JERUSALEM (Nov. 24)
The United States told Soviet officials at the summit meeting in Geneva last week that peace negotiations between Israel and Jordan accompanied by some form of international participation cannot be a substitute for direct negotiations, according to a U.S. official visiting here. Assistant Secretary of State Richard Murphy, in briefing Premier Shimon Peres and Foreign Minister and Likud leader Yitzhak Shamir, also said the Soviet view from the summit was that Israeli-Jordanian-Palestinian negotiations can take place only in the framework of an international conference, such as the Geneva conference.
At a luncheon at the Prime Minister’s residence last Friday, Shamir expressed disappointment that the summit did not deal with the plight of Soviet Jewry. Shamir also informed Murphy that talks with Egypt over Taba–scheduled to be held in Cairo soon–will not resume unless Egypt concludes the investigation into the Ras Burka massacre, and the families of the victims are compensated.

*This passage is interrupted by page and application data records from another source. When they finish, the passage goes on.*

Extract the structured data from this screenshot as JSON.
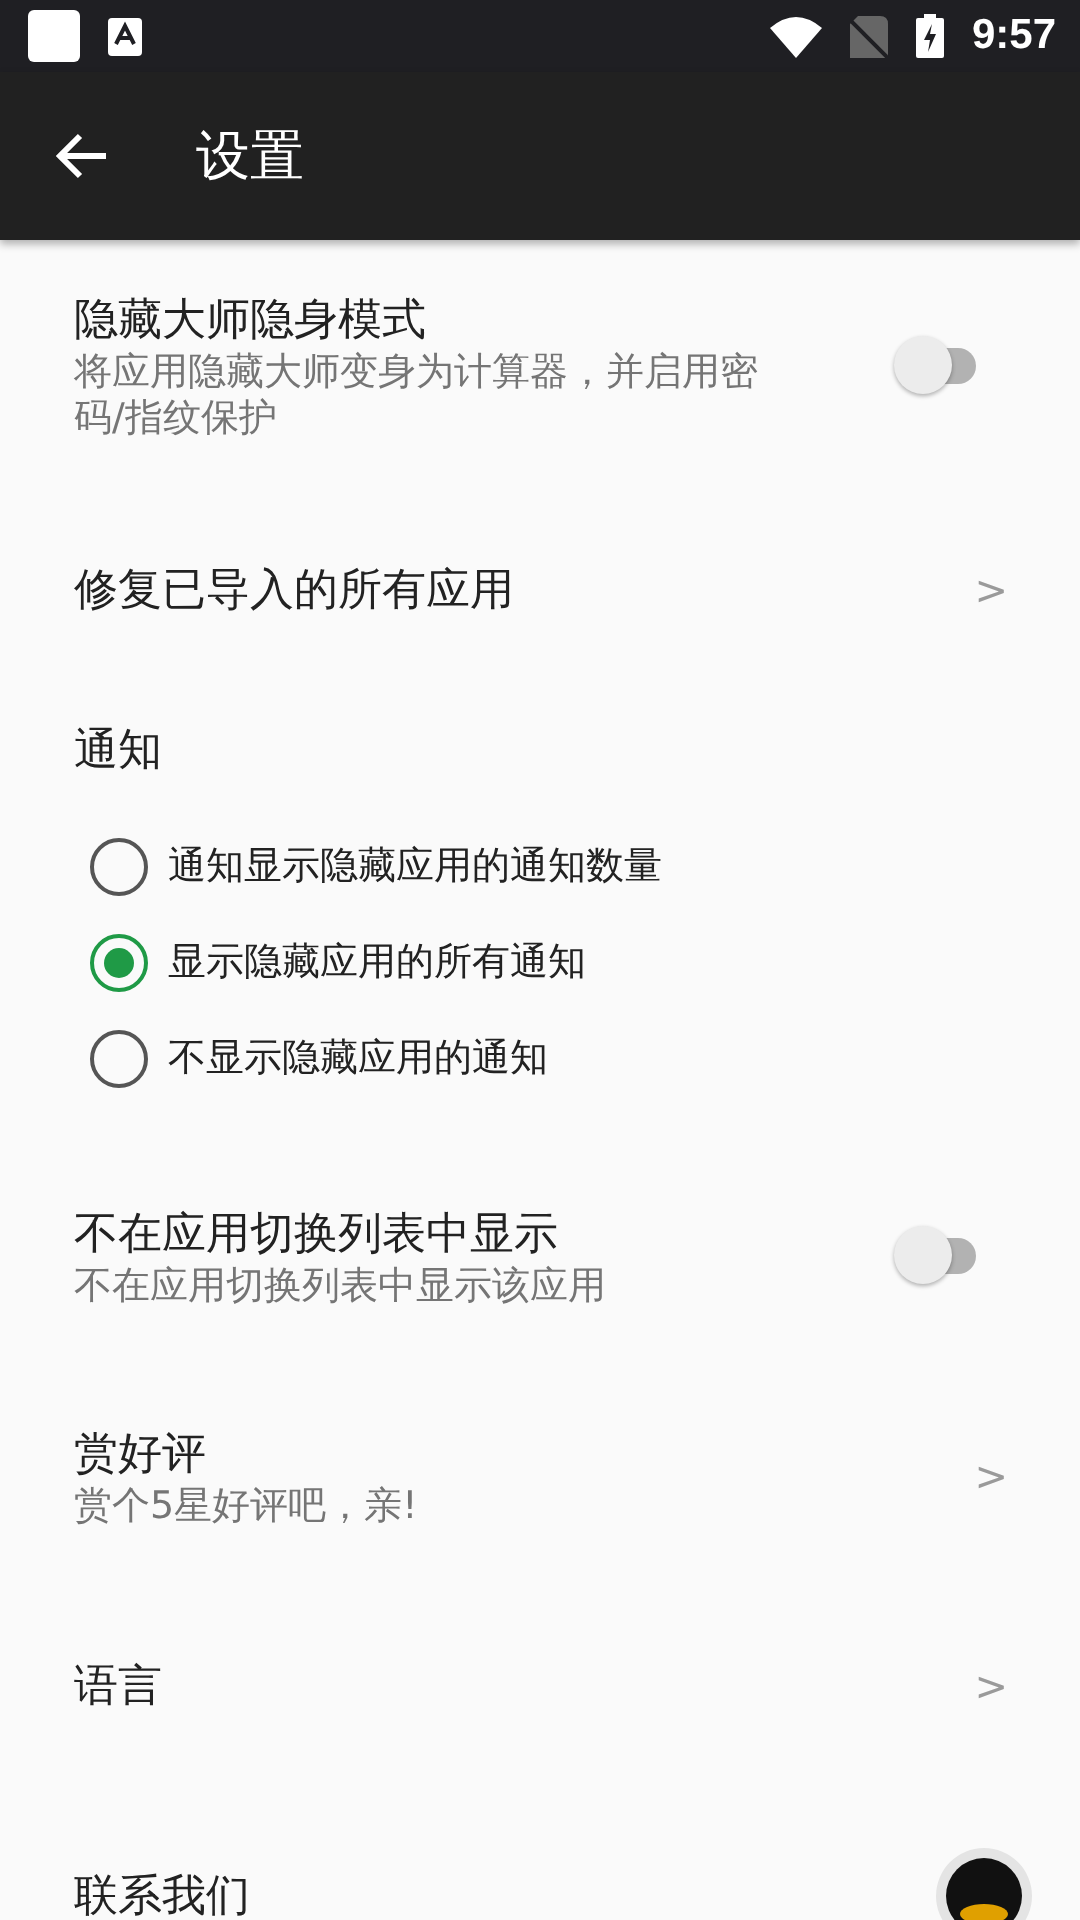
{
  "status_bar": {
    "time": "9:57"
  },
  "app_bar": {
    "title": "设置"
  },
  "items": [
    {
      "kind": "toggle",
      "title": "隐藏大师隐身模式",
      "subtitle": "将应用隐藏大师变身为计算器，并启用密码/指纹保护",
      "on": false
    },
    {
      "kind": "link",
      "title": "修复已导入的所有应用",
      "chevron": ">"
    },
    {
      "kind": "header",
      "title": "通知"
    },
    {
      "kind": "radio",
      "options": [
        {
          "label": "通知显示隐藏应用的通知数量",
          "selected": false
        },
        {
          "label": "显示隐藏应用的所有通知",
          "selected": true
        },
        {
          "label": "不显示隐藏应用的通知",
          "selected": false
        }
      ]
    },
    {
      "kind": "toggle",
      "title": "不在应用切换列表中显示",
      "subtitle": "不在应用切换列表中显示该应用",
      "on": false
    },
    {
      "kind": "link",
      "title": "赏好评",
      "subtitle": "赏个5星好评吧，亲!",
      "chevron": ">"
    },
    {
      "kind": "link",
      "title": "语言",
      "chevron": ">"
    },
    {
      "kind": "contact",
      "title": "联系我们"
    }
  ]
}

Egypt assured Israel last week that the results of its investigation into the fatal shooting of seven Israeli tourists, four of them children, at Ras Burka in Sinai last September will soon be forthcoming. Egyptian officials also said the killer would be placed on trial.